• _SUPPLIED DATA_
⟨

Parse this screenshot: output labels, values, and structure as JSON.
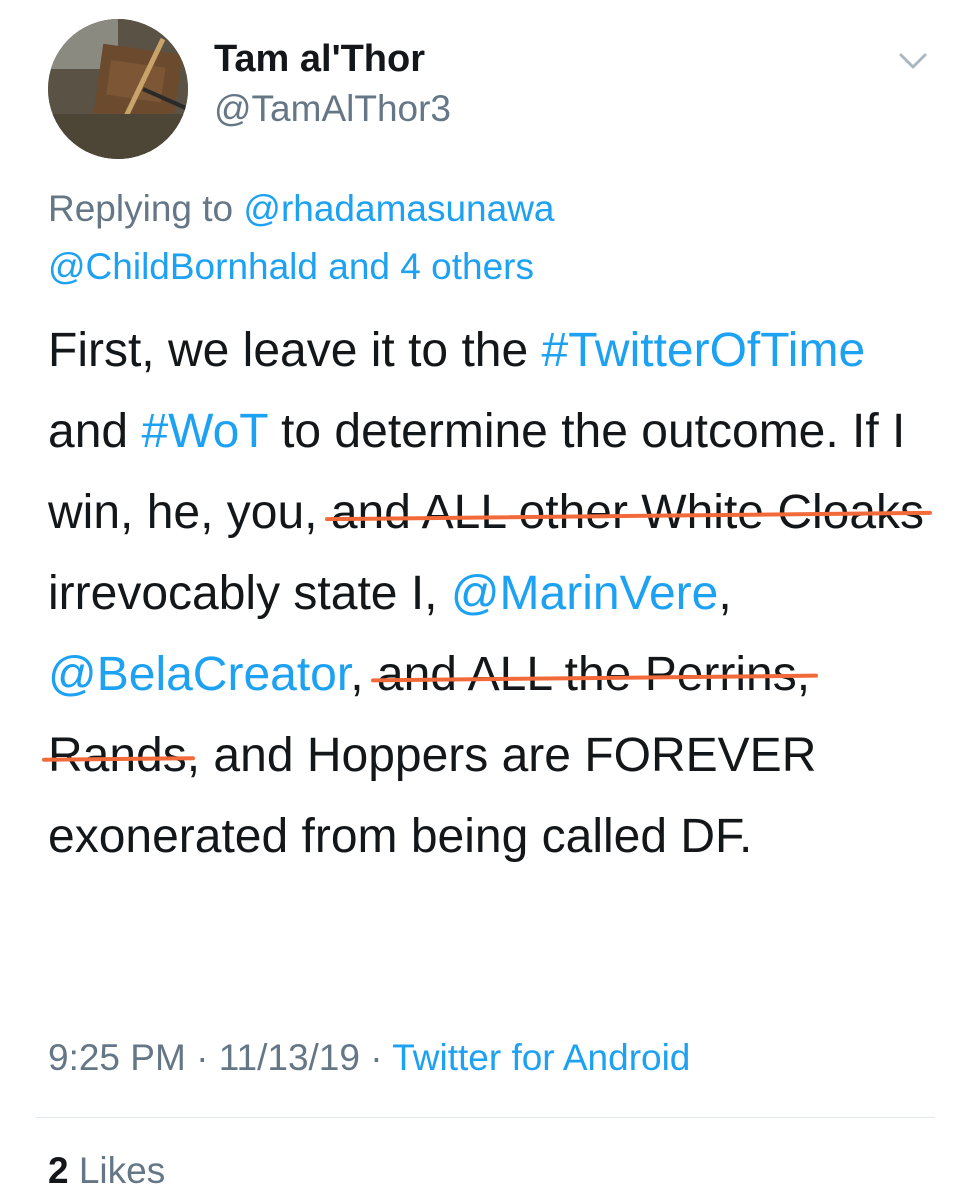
{
  "user": {
    "name": "Tam al'Thor",
    "handle": "@TamAlThor3"
  },
  "reply": {
    "prefix": "Replying to",
    "mention1": "@rhadamasunawa",
    "mention2": "@ChildBornhald",
    "suffix_and": "and",
    "others": "4 others"
  },
  "tweet": {
    "t1": "First, we leave it to the",
    "hash1": "#TwitterOfTime",
    "t2": "and",
    "hash2": "#WoT",
    "t3": "to determine the outcome. If I win, he, you,",
    "strike1": "and ALL other White Cloaks",
    "t4": "irrevocably state I,",
    "mention1": "@MarinVere",
    "t5": ",",
    "mention2": "@BelaCreator",
    "t6": ",",
    "strike2": "and ALL the Perrins,",
    "strike3": "Rands",
    "t7": ", and Hoppers are FOREVER exonerated from being called DF."
  },
  "meta": {
    "time": "9:25 PM",
    "sep1": "·",
    "date": "11/13/19",
    "sep2": "·",
    "source": "Twitter for Android"
  },
  "stats": {
    "likes_count": "2",
    "likes_label": "Likes"
  },
  "icons": {
    "avatar": "profile-photo",
    "more": "chevron-down-icon"
  },
  "colors": {
    "link": "#1da1f2",
    "secondary": "#657786",
    "primary": "#14171a",
    "strike": "#f26a3a"
  }
}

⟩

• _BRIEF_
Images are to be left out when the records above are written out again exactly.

• _RESPONSE AREA_
Parse this screenshot: output labels, values, and structure as JSON.
{
  "user": {
    "name": "Tam al'Thor",
    "handle": "@TamAlThor3"
  },
  "reply": {
    "prefix": "Replying to",
    "mention1": "@rhadamasunawa",
    "mention2": "@ChildBornhald",
    "suffix_and": "and",
    "others": "4 others"
  },
  "tweet": {
    "t1": "First, we leave it to the",
    "hash1": "#TwitterOfTime",
    "t2": "and",
    "hash2": "#WoT",
    "t3": "to determine the outcome. If I win, he, you,",
    "strike1": "and ALL other White Cloaks",
    "t4": "irrevocably state I,",
    "mention1": "@MarinVere",
    "t5": ",",
    "mention2": "@BelaCreator",
    "t6": ",",
    "strike2": "and ALL the Perrins,",
    "strike3": "Rands",
    "t7": ", and Hoppers are FOREVER exonerated from being called DF."
  },
  "meta": {
    "time": "9:25 PM",
    "sep1": "·",
    "date": "11/13/19",
    "sep2": "·",
    "source": "Twitter for Android"
  },
  "stats": {
    "likes_count": "2",
    "likes_label": "Likes"
  },
  "icons": {
    "avatar": "profile-photo",
    "more": "chevron-down-icon"
  },
  "colors": {
    "link": "#1da1f2",
    "secondary": "#657786",
    "primary": "#14171a",
    "strike": "#f26a3a"
  }
}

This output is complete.